_Material for this task_.
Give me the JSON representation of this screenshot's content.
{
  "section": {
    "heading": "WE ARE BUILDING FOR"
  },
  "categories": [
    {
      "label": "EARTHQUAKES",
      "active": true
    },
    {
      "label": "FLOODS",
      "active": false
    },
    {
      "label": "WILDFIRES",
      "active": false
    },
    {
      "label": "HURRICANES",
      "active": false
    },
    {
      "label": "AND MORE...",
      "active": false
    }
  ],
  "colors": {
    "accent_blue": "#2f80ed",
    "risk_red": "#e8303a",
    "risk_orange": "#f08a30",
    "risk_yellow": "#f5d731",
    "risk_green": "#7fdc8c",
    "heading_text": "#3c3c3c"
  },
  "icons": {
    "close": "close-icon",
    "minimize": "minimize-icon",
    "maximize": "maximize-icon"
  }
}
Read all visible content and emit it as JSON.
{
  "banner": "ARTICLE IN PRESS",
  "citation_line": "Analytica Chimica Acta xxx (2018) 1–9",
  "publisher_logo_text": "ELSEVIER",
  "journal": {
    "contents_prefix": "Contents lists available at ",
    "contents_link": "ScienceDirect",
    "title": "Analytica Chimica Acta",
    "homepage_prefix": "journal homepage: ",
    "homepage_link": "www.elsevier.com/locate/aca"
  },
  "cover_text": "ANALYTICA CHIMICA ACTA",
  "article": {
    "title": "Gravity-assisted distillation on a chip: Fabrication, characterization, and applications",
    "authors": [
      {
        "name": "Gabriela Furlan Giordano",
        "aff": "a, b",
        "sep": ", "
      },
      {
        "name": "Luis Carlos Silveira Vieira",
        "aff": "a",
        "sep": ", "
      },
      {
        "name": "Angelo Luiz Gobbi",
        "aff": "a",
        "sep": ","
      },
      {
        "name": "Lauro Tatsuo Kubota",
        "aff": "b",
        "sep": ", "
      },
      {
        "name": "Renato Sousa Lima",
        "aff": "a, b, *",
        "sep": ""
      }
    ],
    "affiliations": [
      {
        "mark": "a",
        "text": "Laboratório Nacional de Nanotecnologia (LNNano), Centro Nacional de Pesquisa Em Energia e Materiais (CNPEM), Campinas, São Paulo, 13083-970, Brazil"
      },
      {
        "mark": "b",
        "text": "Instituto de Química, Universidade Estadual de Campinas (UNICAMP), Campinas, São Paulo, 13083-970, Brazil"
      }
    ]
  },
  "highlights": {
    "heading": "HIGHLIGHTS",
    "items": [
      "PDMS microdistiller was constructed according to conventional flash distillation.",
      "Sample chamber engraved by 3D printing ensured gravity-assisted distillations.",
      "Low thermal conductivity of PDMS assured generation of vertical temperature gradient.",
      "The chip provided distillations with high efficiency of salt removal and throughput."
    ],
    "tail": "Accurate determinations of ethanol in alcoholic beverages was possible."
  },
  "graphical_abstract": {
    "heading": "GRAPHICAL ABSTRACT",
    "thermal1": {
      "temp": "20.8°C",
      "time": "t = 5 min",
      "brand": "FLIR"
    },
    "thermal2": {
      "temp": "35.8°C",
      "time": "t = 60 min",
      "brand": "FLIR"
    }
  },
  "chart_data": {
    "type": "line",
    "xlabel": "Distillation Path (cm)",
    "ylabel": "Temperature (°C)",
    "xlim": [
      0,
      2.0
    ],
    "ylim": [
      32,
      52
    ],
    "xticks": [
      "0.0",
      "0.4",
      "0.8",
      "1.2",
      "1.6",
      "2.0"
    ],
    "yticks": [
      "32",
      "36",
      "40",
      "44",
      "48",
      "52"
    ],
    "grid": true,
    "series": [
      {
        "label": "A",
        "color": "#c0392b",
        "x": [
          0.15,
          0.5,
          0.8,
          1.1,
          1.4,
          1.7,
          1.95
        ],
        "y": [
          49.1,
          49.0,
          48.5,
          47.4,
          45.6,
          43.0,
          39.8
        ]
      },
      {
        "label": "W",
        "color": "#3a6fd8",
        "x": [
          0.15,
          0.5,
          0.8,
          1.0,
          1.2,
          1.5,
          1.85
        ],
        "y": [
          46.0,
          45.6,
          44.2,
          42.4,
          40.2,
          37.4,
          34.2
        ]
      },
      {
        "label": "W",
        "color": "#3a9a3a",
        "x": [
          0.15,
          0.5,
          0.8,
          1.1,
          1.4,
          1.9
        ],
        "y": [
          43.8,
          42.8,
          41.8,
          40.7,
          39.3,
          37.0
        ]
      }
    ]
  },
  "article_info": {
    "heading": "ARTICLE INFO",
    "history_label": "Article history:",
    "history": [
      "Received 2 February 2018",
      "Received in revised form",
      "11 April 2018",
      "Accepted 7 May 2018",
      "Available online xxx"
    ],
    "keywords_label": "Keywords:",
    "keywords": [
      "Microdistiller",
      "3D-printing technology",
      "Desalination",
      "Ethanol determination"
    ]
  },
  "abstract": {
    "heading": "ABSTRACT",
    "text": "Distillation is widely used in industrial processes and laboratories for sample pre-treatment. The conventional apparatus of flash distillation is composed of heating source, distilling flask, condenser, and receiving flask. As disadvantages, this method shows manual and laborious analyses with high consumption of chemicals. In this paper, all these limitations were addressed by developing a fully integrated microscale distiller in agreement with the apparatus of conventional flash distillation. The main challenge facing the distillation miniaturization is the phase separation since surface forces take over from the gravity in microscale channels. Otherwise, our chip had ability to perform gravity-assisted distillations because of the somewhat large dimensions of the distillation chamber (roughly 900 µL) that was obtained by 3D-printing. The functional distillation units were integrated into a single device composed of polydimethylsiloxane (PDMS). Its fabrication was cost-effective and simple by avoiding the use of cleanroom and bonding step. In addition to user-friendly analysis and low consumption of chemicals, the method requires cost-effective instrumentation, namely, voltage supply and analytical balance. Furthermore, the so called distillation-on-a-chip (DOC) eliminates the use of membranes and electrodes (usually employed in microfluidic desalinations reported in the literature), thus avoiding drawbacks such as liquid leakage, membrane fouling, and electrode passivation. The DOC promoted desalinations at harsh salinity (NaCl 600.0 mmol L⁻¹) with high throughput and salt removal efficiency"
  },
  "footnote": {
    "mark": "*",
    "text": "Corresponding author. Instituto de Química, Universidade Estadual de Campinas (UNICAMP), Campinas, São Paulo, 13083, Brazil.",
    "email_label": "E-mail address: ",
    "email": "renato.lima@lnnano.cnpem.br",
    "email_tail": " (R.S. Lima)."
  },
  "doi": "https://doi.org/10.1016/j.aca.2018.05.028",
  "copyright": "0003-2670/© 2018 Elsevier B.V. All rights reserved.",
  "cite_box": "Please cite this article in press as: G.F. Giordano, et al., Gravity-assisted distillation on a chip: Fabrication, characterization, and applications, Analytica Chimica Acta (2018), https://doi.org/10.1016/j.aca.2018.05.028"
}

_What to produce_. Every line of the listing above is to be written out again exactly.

_The completed task_.
Give me the JSON representation of this screenshot's content.
{
  "section": {
    "heading": "WE ARE BUILDING FOR"
  },
  "categories": [
    {
      "label": "EARTHQUAKES",
      "active": true
    },
    {
      "label": "FLOODS",
      "active": false
    },
    {
      "label": "WILDFIRES",
      "active": false
    },
    {
      "label": "HURRICANES",
      "active": false
    },
    {
      "label": "AND MORE...",
      "active": false
    }
  ],
  "colors": {
    "accent_blue": "#2f80ed",
    "risk_red": "#e8303a",
    "risk_orange": "#f08a30",
    "risk_yellow": "#f5d731",
    "risk_green": "#7fdc8c",
    "heading_text": "#3c3c3c"
  },
  "icons": {
    "close": "close-icon",
    "minimize": "minimize-icon",
    "maximize": "maximize-icon"
  }
}
Read all visible content and emit it as JSON.
{
  "banner": "ARTICLE IN PRESS",
  "citation_line": "Analytica Chimica Acta xxx (2018) 1–9",
  "publisher_logo_text": "ELSEVIER",
  "journal": {
    "contents_prefix": "Contents lists available at ",
    "contents_link": "ScienceDirect",
    "title": "Analytica Chimica Acta",
    "homepage_prefix": "journal homepage: ",
    "homepage_link": "www.elsevier.com/locate/aca"
  },
  "cover_text": "ANALYTICA CHIMICA ACTA",
  "article": {
    "title": "Gravity-assisted distillation on a chip: Fabrication, characterization, and applications",
    "authors": [
      {
        "name": "Gabriela Furlan Giordano",
        "aff": "a, b",
        "sep": ", "
      },
      {
        "name": "Luis Carlos Silveira Vieira",
        "aff": "a",
        "sep": ", "
      },
      {
        "name": "Angelo Luiz Gobbi",
        "aff": "a",
        "sep": ","
      },
      {
        "name": "Lauro Tatsuo Kubota",
        "aff": "b",
        "sep": ", "
      },
      {
        "name": "Renato Sousa Lima",
        "aff": "a, b, *",
        "sep": ""
      }
    ],
    "affiliations": [
      {
        "mark": "a",
        "text": "Laboratório Nacional de Nanotecnologia (LNNano), Centro Nacional de Pesquisa Em Energia e Materiais (CNPEM), Campinas, São Paulo, 13083-970, Brazil"
      },
      {
        "mark": "b",
        "text": "Instituto de Química, Universidade Estadual de Campinas (UNICAMP), Campinas, São Paulo, 13083-970, Brazil"
      }
    ]
  },
  "highlights": {
    "heading": "HIGHLIGHTS",
    "items": [
      "PDMS microdistiller was constructed according to conventional flash distillation.",
      "Sample chamber engraved by 3D printing ensured gravity-assisted distillations.",
      "Low thermal conductivity of PDMS assured generation of vertical temperature gradient.",
      "The chip provided distillations with high efficiency of salt removal and throughput."
    ],
    "tail": "Accurate determinations of ethanol in alcoholic beverages was possible."
  },
  "graphical_abstract": {
    "heading": "GRAPHICAL ABSTRACT",
    "thermal1": {
      "temp": "20.8°C",
      "time": "t = 5 min",
      "brand": "FLIR"
    },
    "thermal2": {
      "temp": "35.8°C",
      "time": "t = 60 min",
      "brand": "FLIR"
    }
  },
  "chart_data": {
    "type": "line",
    "xlabel": "Distillation Path (cm)",
    "ylabel": "Temperature (°C)",
    "xlim": [
      0,
      2.0
    ],
    "ylim": [
      32,
      52
    ],
    "xticks": [
      "0.0",
      "0.4",
      "0.8",
      "1.2",
      "1.6",
      "2.0"
    ],
    "yticks": [
      "32",
      "36",
      "40",
      "44",
      "48",
      "52"
    ],
    "grid": true,
    "series": [
      {
        "label": "A",
        "color": "#c0392b",
        "x": [
          0.15,
          0.5,
          0.8,
          1.1,
          1.4,
          1.7,
          1.95
        ],
        "y": [
          49.1,
          49.0,
          48.5,
          47.4,
          45.6,
          43.0,
          39.8
        ]
      },
      {
        "label": "W",
        "color": "#3a6fd8",
        "x": [
          0.15,
          0.5,
          0.8,
          1.0,
          1.2,
          1.5,
          1.85
        ],
        "y": [
          46.0,
          45.6,
          44.2,
          42.4,
          40.2,
          37.4,
          34.2
        ]
      },
      {
        "label": "W",
        "color": "#3a9a3a",
        "x": [
          0.15,
          0.5,
          0.8,
          1.1,
          1.4,
          1.9
        ],
        "y": [
          43.8,
          42.8,
          41.8,
          40.7,
          39.3,
          37.0
        ]
      }
    ]
  },
  "article_info": {
    "heading": "ARTICLE INFO",
    "history_label": "Article history:",
    "history": [
      "Received 2 February 2018",
      "Received in revised form",
      "11 April 2018",
      "Accepted 7 May 2018",
      "Available online xxx"
    ],
    "keywords_label": "Keywords:",
    "keywords": [
      "Microdistiller",
      "3D-printing technology",
      "Desalination",
      "Ethanol determination"
    ]
  },
  "abstract": {
    "heading": "ABSTRACT",
    "text": "Distillation is widely used in industrial processes and laboratories for sample pre-treatment. The conventional apparatus of flash distillation is composed of heating source, distilling flask, condenser, and receiving flask. As disadvantages, this method shows manual and laborious analyses with high consumption of chemicals. In this paper, all these limitations were addressed by developing a fully integrated microscale distiller in agreement with the apparatus of conventional flash distillation. The main challenge facing the distillation miniaturization is the phase separation since surface forces take over from the gravity in microscale channels. Otherwise, our chip had ability to perform gravity-assisted distillations because of the somewhat large dimensions of the distillation chamber (roughly 900 µL) that was obtained by 3D-printing. The functional distillation units were integrated into a single device composed of polydimethylsiloxane (PDMS). Its fabrication was cost-effective and simple by avoiding the use of cleanroom and bonding step. In addition to user-friendly analysis and low consumption of chemicals, the method requires cost-effective instrumentation, namely, voltage supply and analytical balance. Furthermore, the so called distillation-on-a-chip (DOC) eliminates the use of membranes and electrodes (usually employed in microfluidic desalinations reported in the literature), thus avoiding drawbacks such as liquid leakage, membrane fouling, and electrode passivation. The DOC promoted desalinations at harsh salinity (NaCl 600.0 mmol L⁻¹) with high throughput and salt removal efficiency"
  },
  "footnote": {
    "mark": "*",
    "text": "Corresponding author. Instituto de Química, Universidade Estadual de Campinas (UNICAMP), Campinas, São Paulo, 13083, Brazil.",
    "email_label": "E-mail address: ",
    "email": "renato.lima@lnnano.cnpem.br",
    "email_tail": " (R.S. Lima)."
  },
  "doi": "https://doi.org/10.1016/j.aca.2018.05.028",
  "copyright": "0003-2670/© 2018 Elsevier B.V. All rights reserved.",
  "cite_box": "Please cite this article in press as: G.F. Giordano, et al., Gravity-assisted distillation on a chip: Fabrication, characterization, and applications, Analytica Chimica Acta (2018), https://doi.org/10.1016/j.aca.2018.05.028"
}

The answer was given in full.